Consumers have so many choices and so little time, so they choose the competitive option that takes the least effort. They choose the quote from the company that responded quickest and answered all the questions they had asked compared to the company that sent them web links to a complex comparison tool.
Frictionless interactions that are highly functional are the next competitive battleground for companies.
In order for a customer to comment on an experience he had, it would have had to have some emotional peak. This peak could be positive or negative. I refer to the work of Barbara Fredrickson and Daniel Kahneman related to the end-peak rule, which says that negative occurrences in any consumer interaction can be counteracted by establishing ”a firmly positive peak and end” (source: http://en.wikipedia.org/wiki/Peak-end_rule).
The amazing potential of this research is that if we design an experience deliberately, we can design it to have the appropriate peaks, evoking the emotions that we know drive loyalty and long-term spend. (I had to add the last bit just to satisfy the business case for the CFOs.)
Over the past 8 years I have collected numerous experience artifacts and examples of a failed experience. In a lot of the work I have done with complaints teams in large organizations, I often ask these teams how many brand-new, never-before-encountered problems they have had in the previous 6 months. Usually they whisper “mostly the same old sh*t”. The problem is that most of these teams never pause to ask how they can deal better with the same old problems. I acknowledge the operational pressures of making service level agreements, not paying administration penalties and producing scorecards that show how much they have done.

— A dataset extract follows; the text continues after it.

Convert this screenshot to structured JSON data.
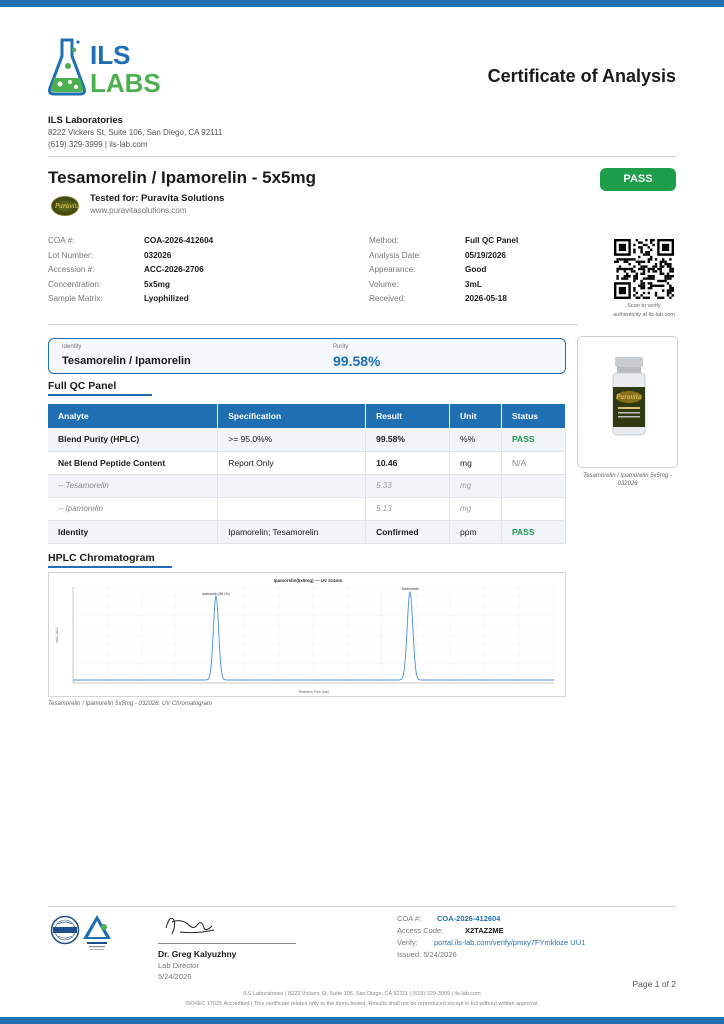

What I am making an appeal for is that we create space, without judgment and blame, for people to ask “why” more often in search of better solutions and prevention of issues that escalate into problems or complaints. I lobby for designing responses from complaints teams that show real empathy and compassion rather than make the customer feel like a freak of nature that dared demand respect and stood up for his rights.
My husband often says, “Please don’t make a scene” when we go to a restaurant, implying that I am wrong for complaining about bad service. There should be no shame in speaking up about service and product failures.
If design is applied to the typical failures any organization experiences, because we know they will happen, and people are trained to not be surprised by the failures and to handle them in a sophisticated, elegant manner, there should be no reason to “make a scene”.
In conclusion, if your experiences are functional and frictionless, you aim for their being fantastic to some extent, and you deliberately manage any failures, you will get ahead and stay ahead and also be very difficult to imitate.